:: Task details ::
Look through the data for the string "Terrabyte". Copy every line where it is found.

:: Extracted data entries ::
==============================
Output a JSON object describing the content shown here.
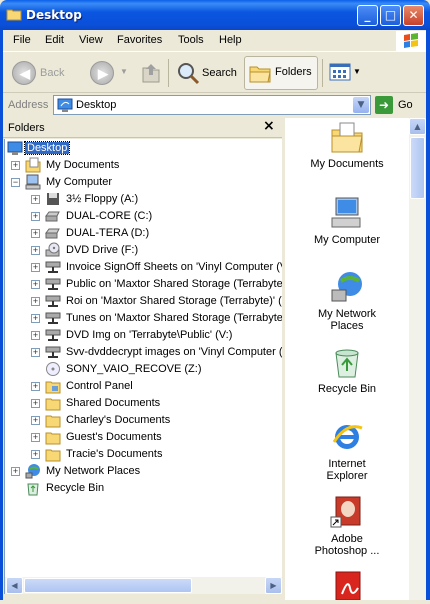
{
  "window": {
    "title": "Desktop"
  },
  "menu": [
    "File",
    "Edit",
    "View",
    "Favorites",
    "Tools",
    "Help"
  ],
  "toolbar": {
    "back": "Back",
    "search": "Search",
    "folders": "Folders"
  },
  "address": {
    "label": "Address",
    "value": "Desktop",
    "go": "Go"
  },
  "folders_pane": {
    "title": "Folders",
    "tree": [
      "Desktop",
      "My Documents",
      "My Computer",
      "3½ Floppy (A:)",
      "DUAL-CORE (C:)",
      "DUAL-TERA (D:)",
      "DVD Drive (F:)",
      "Invoice SignOff Sheets on 'Vinyl Computer (V",
      "Public on 'Maxtor Shared Storage (Terrabyte",
      "Roi on 'Maxtor Shared Storage (Terrabyte)' (",
      "Tunes on 'Maxtor Shared Storage (Terrabyte",
      "DVD Img on 'Terrabyte\\Public' (V:)",
      "Svv-dvddecrypt images on 'Vinyl Computer (V",
      "SONY_VAIO_RECOVE (Z:)",
      "Control Panel",
      "Shared Documents",
      "Charley's Documents",
      "Guest's Documents",
      "Tracie's Documents",
      "My Network Places",
      "Recycle Bin"
    ]
  },
  "desktop_items": [
    {
      "line1": "My Documents",
      "line2": ""
    },
    {
      "line1": "My Computer",
      "line2": ""
    },
    {
      "line1": "My Network",
      "line2": "Places"
    },
    {
      "line1": "Recycle Bin",
      "line2": ""
    },
    {
      "line1": "Internet",
      "line2": "Explorer"
    },
    {
      "line1": "Adobe",
      "line2": "Photoshop ..."
    }
  ],
  "colors": {
    "titlebar": "#0A4FD8",
    "selection": "#316AC5",
    "chrome": "#ECE9D8"
  }
}
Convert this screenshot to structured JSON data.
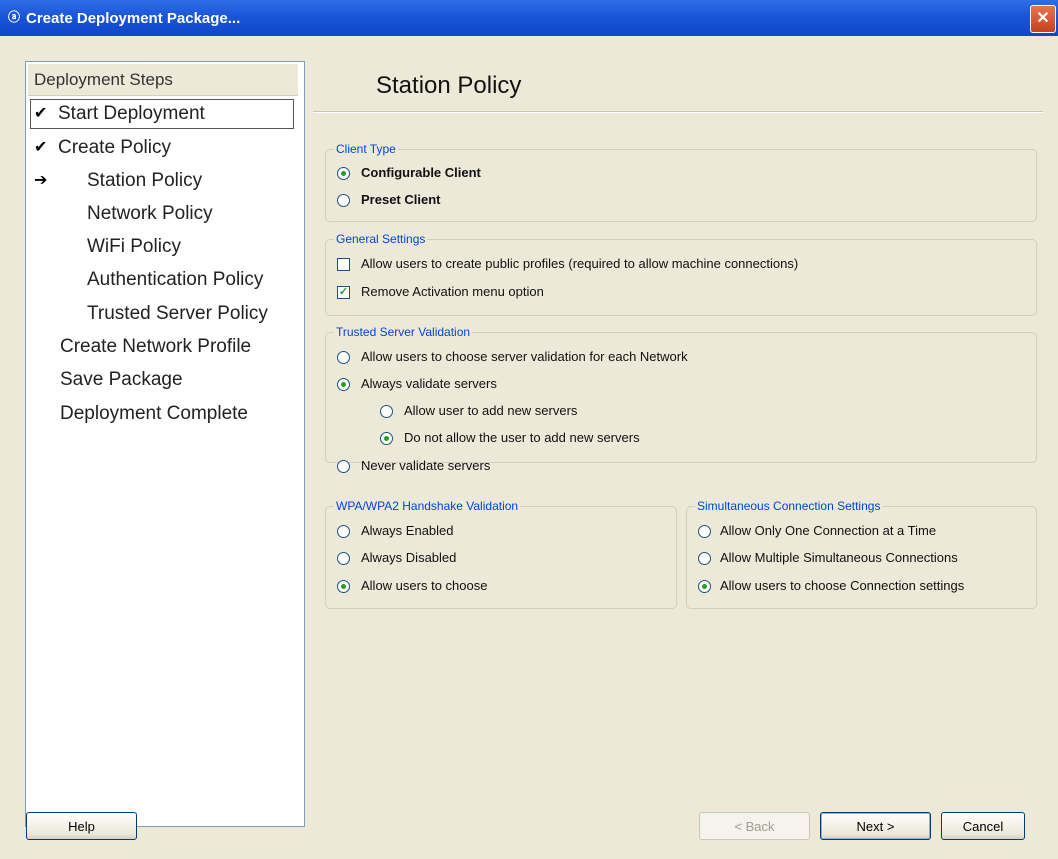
{
  "window": {
    "title": "Create Deployment Package...",
    "close_glyph": "✕"
  },
  "steps": {
    "header": "Deployment Steps",
    "items": [
      {
        "label": "Start Deployment",
        "mark": "✔"
      },
      {
        "label": "Create Policy",
        "mark": "✔"
      },
      {
        "label": "Station Policy",
        "mark": "➔"
      },
      {
        "label": "Network Policy",
        "mark": ""
      },
      {
        "label": "WiFi Policy",
        "mark": ""
      },
      {
        "label": "Authentication Policy",
        "mark": ""
      },
      {
        "label": "Trusted Server Policy",
        "mark": ""
      },
      {
        "label": "Create Network Profile",
        "mark": ""
      },
      {
        "label": "Save Package",
        "mark": ""
      },
      {
        "label": "Deployment Complete",
        "mark": ""
      }
    ]
  },
  "page": {
    "title": "Station Policy"
  },
  "client_type": {
    "legend": "Client Type",
    "options": [
      "Configurable Client",
      "Preset Client"
    ],
    "selected": "Configurable Client"
  },
  "general_settings": {
    "legend": "General Settings",
    "public_profiles": {
      "label": "Allow users to create public profiles (required to allow machine connections)",
      "checked": false
    },
    "remove_activation": {
      "label": "Remove Activation menu option",
      "checked": true,
      "check_glyph": "✓"
    }
  },
  "trusted_server": {
    "legend": "Trusted Server Validation",
    "options": [
      "Allow users to choose server validation for each Network",
      "Always validate servers",
      "Allow user to add new servers",
      "Do not allow the user to add new servers",
      "Never validate servers"
    ],
    "selected": "Always validate servers",
    "sub_selected": "Do not allow the user to add new servers"
  },
  "wpa_handshake": {
    "legend": "WPA/WPA2 Handshake Validation",
    "options": [
      "Always Enabled",
      "Always Disabled",
      "Allow users to choose"
    ],
    "selected": "Allow users to choose"
  },
  "simultaneous": {
    "legend": "Simultaneous Connection Settings",
    "options": [
      "Allow Only One Connection at a Time",
      "Allow Multiple Simultaneous Connections",
      "Allow users to choose Connection settings"
    ],
    "selected": "Allow users to choose Connection settings"
  },
  "buttons": {
    "help": "Help",
    "back": "< Back",
    "next": "Next >",
    "cancel": "Cancel"
  },
  "colors": {
    "title_bar": "#1a55d8",
    "legend_text": "#0046d5",
    "radio_selected": "#21a121"
  }
}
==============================
:: Answer box ::
      "Public on 'Maxtor Shared Storage (Terrabyte",
      "Roi on 'Maxtor Shared Storage (Terrabyte)' (",
      "Tunes on 'Maxtor Shared Storage (Terrabyte",
      "DVD Img on 'Terrabyte\\Public' (V:)",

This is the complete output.